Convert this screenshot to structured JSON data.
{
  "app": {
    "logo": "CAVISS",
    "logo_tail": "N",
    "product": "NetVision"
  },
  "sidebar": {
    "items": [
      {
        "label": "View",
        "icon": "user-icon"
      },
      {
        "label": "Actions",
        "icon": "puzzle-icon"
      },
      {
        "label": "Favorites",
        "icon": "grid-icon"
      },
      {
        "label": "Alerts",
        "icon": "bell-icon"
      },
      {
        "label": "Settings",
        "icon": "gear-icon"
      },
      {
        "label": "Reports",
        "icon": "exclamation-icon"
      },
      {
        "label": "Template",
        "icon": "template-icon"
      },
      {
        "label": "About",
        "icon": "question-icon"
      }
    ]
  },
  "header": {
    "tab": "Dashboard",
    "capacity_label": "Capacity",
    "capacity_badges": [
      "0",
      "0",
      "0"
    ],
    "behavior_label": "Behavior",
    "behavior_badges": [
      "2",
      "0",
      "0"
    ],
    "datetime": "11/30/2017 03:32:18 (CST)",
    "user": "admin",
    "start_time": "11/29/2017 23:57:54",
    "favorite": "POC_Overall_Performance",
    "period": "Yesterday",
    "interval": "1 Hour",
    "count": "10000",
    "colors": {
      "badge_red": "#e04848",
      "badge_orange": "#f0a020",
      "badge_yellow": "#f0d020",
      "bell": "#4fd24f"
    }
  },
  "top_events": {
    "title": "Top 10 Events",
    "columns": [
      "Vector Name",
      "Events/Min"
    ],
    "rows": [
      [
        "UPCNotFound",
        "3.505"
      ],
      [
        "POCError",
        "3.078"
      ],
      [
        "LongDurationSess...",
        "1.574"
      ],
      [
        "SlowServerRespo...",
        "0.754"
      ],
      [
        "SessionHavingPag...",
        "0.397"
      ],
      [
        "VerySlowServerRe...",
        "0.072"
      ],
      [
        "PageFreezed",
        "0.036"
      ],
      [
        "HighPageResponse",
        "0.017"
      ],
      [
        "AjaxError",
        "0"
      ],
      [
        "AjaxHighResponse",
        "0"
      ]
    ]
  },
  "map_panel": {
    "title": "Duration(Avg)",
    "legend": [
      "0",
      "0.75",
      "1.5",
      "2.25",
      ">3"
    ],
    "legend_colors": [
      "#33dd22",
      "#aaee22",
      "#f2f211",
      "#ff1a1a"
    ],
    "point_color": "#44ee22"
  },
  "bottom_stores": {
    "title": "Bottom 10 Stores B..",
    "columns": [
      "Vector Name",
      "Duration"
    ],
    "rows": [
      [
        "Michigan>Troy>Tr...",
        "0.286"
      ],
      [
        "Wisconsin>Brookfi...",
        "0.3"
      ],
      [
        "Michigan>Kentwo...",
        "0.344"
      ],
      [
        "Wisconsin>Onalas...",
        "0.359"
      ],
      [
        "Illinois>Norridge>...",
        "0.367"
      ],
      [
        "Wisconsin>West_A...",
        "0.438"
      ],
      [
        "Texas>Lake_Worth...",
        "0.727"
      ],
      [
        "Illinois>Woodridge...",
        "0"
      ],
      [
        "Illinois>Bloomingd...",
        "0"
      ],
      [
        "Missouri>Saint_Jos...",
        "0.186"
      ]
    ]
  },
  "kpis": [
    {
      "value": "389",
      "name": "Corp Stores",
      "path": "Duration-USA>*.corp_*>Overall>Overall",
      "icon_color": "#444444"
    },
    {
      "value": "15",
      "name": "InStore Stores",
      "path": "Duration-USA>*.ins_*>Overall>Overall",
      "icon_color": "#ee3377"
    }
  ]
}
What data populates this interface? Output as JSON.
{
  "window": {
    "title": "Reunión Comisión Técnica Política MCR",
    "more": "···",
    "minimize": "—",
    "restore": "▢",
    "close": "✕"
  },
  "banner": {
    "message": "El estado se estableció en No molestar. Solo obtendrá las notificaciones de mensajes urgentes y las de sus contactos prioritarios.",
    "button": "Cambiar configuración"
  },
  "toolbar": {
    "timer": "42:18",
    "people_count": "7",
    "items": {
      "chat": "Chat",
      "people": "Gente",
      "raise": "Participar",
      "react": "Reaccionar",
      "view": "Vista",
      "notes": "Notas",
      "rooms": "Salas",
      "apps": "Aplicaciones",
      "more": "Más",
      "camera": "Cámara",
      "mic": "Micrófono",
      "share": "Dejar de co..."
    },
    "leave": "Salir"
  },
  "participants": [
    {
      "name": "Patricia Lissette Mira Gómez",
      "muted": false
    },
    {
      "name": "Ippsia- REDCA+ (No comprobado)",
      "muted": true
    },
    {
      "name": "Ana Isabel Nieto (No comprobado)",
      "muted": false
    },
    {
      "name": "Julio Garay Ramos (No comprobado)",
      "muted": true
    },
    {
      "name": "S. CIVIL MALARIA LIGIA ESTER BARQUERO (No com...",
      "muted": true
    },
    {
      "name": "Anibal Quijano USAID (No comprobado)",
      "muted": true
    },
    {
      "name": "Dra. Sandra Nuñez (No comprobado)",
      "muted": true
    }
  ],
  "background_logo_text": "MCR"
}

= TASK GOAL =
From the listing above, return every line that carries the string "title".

= REPLY TO THE TASK =
    "title": "Top 10 Events",
    "title": "Duration(Avg)",
    "title": "Bottom 10 Stores B..",
    "title": "Reunión Comisión Técnica Política MCR",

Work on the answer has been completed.